SALT LAKE CITY — Ten U.S. hospitals, including LDS Hospital in Salt Lake City, are designing ways to improve "handoffs" when caregivers transfer critical patient information to each other, because any details that fall through the cracks can jeopardize a patient's care.
The Joint Commission, which accredits and certifies 18,000 health care organizations across the country, estimates 80 percent of serious medical errors involve miscommunication between caregivers when responsibility for patients is handed off from one caregiver to another. It says defective handoffs can lead to delays in treatment, inappropriate treatment, increased length of stay in the hospital and, in extreme cases, serious physical or psychological injury and death.
At LDS Hospital, whether patient Stan Halversen's condition is simple or complex, registered nurse Lynn Colgren can omit no details when passing information to the next nurse on duty. In that exchange, the nurse leaving is the "giver," while the next nurse is the "receiver."
"Any piece of that information that isn't provided could cause injury or a delay in care," said LDS Hospital administrator Todd Neubert.
A single patient in a hospital room, say on a three-day stay, could see as many as 25 different health care workers in shift changes, including nurses, therapists and physicians.
Dr. Scott Hansen, hospital medical director, said, "The opportunity here is to weld all of that information together so whoever is making the next treatment decision has the benefit of all of that information."
This "handoff," as it's called, is critical and needs not just computer data alone, but a one-on-one, face-to-face verbal exchange.

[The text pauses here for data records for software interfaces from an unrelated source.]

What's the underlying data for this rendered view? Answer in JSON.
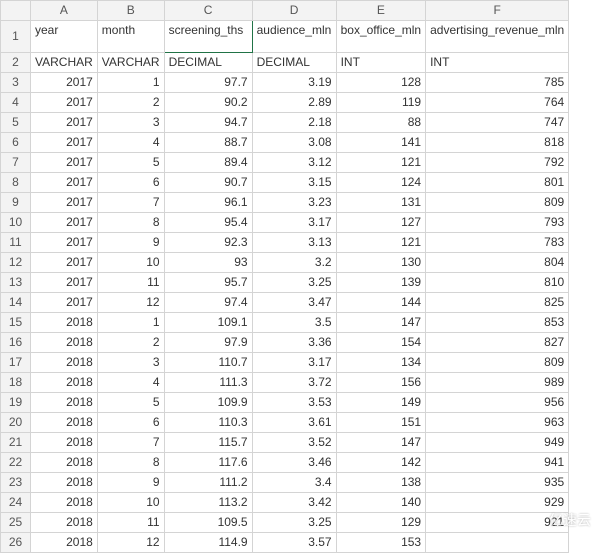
{
  "columns": [
    "A",
    "B",
    "C",
    "D",
    "E",
    "F"
  ],
  "row_numbers": [
    1,
    2,
    3,
    4,
    5,
    6,
    7,
    8,
    9,
    10,
    11,
    12,
    13,
    14,
    15,
    16,
    17,
    18,
    19,
    20,
    21,
    22,
    23,
    24,
    25,
    26
  ],
  "header_row": {
    "A": "year",
    "B": "month",
    "C": "screening_ths",
    "D": "audience_mln",
    "E": "box_office_mln",
    "F": "advertising_revenue_mln"
  },
  "type_row": {
    "A": "VARCHAR",
    "B": "VARCHAR",
    "C": "DECIMAL",
    "D": "DECIMAL",
    "E": "INT",
    "F": "INT"
  },
  "data_rows": [
    {
      "A": "2017",
      "B": "1",
      "C": "97.7",
      "D": "3.19",
      "E": "128",
      "F": "785"
    },
    {
      "A": "2017",
      "B": "2",
      "C": "90.2",
      "D": "2.89",
      "E": "119",
      "F": "764"
    },
    {
      "A": "2017",
      "B": "3",
      "C": "94.7",
      "D": "2.18",
      "E": "88",
      "F": "747"
    },
    {
      "A": "2017",
      "B": "4",
      "C": "88.7",
      "D": "3.08",
      "E": "141",
      "F": "818"
    },
    {
      "A": "2017",
      "B": "5",
      "C": "89.4",
      "D": "3.12",
      "E": "121",
      "F": "792"
    },
    {
      "A": "2017",
      "B": "6",
      "C": "90.7",
      "D": "3.15",
      "E": "124",
      "F": "801"
    },
    {
      "A": "2017",
      "B": "7",
      "C": "96.1",
      "D": "3.23",
      "E": "131",
      "F": "809"
    },
    {
      "A": "2017",
      "B": "8",
      "C": "95.4",
      "D": "3.17",
      "E": "127",
      "F": "793"
    },
    {
      "A": "2017",
      "B": "9",
      "C": "92.3",
      "D": "3.13",
      "E": "121",
      "F": "783"
    },
    {
      "A": "2017",
      "B": "10",
      "C": "93",
      "D": "3.2",
      "E": "130",
      "F": "804"
    },
    {
      "A": "2017",
      "B": "11",
      "C": "95.7",
      "D": "3.25",
      "E": "139",
      "F": "810"
    },
    {
      "A": "2017",
      "B": "12",
      "C": "97.4",
      "D": "3.47",
      "E": "144",
      "F": "825"
    },
    {
      "A": "2018",
      "B": "1",
      "C": "109.1",
      "D": "3.5",
      "E": "147",
      "F": "853"
    },
    {
      "A": "2018",
      "B": "2",
      "C": "97.9",
      "D": "3.36",
      "E": "154",
      "F": "827"
    },
    {
      "A": "2018",
      "B": "3",
      "C": "110.7",
      "D": "3.17",
      "E": "134",
      "F": "809"
    },
    {
      "A": "2018",
      "B": "4",
      "C": "111.3",
      "D": "3.72",
      "E": "156",
      "F": "989"
    },
    {
      "A": "2018",
      "B": "5",
      "C": "109.9",
      "D": "3.53",
      "E": "149",
      "F": "956"
    },
    {
      "A": "2018",
      "B": "6",
      "C": "110.3",
      "D": "3.61",
      "E": "151",
      "F": "963"
    },
    {
      "A": "2018",
      "B": "7",
      "C": "115.7",
      "D": "3.52",
      "E": "147",
      "F": "949"
    },
    {
      "A": "2018",
      "B": "8",
      "C": "117.6",
      "D": "3.46",
      "E": "142",
      "F": "941"
    },
    {
      "A": "2018",
      "B": "9",
      "C": "111.2",
      "D": "3.4",
      "E": "138",
      "F": "935"
    },
    {
      "A": "2018",
      "B": "10",
      "C": "113.2",
      "D": "3.42",
      "E": "140",
      "F": "929"
    },
    {
      "A": "2018",
      "B": "11",
      "C": "109.5",
      "D": "3.25",
      "E": "129",
      "F": "921"
    },
    {
      "A": "2018",
      "B": "12",
      "C": "114.9",
      "D": "3.57",
      "E": "153",
      "F": ""
    }
  ],
  "selected_cell": "C1",
  "watermark": "亿速云"
}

Among 10 U.S. hospitals the Joint Commission has asked to work together to improve these exchanges, LDS Hospital is among five actually piloting techniques that could become a standard for the country. All health care workers at the Salt Lake hospital are now using a form to make sure nothing is omitted.
"It's built-in redundancy," Colgren said. "I can't forget. I can't forget. If my boxes aren't filled up, if there is something I don't know, I will ask and get an answer. And sometimes, the answer is 'I don't know,' but at least I know that it has been addressed."
So far, LDS Hospital's protocol has reduced communication problems by 50 percent.
The other nine medical organizations include: the Mayo Clinic Saint Marys Hospital in Rochester, Minn.; Johns Hopkins Hospital in Baltimore, Md.; Massachusetts General Hospital in Boston; Stanford University Hospital and Clinics in Palo Alto, Calif.; Lutheran Medical Center in Wheat Ridge, Colo.; Fairview Health Services in Minneapolis, Minn.; Kaiser Permanente Sunnyside Medical Center in Clackamas, Ore.; New York Presbyterian Hospital in New York, N.Y.; and Alexandra Cohen Children's Medical Center in New Hyde Park, N.Y.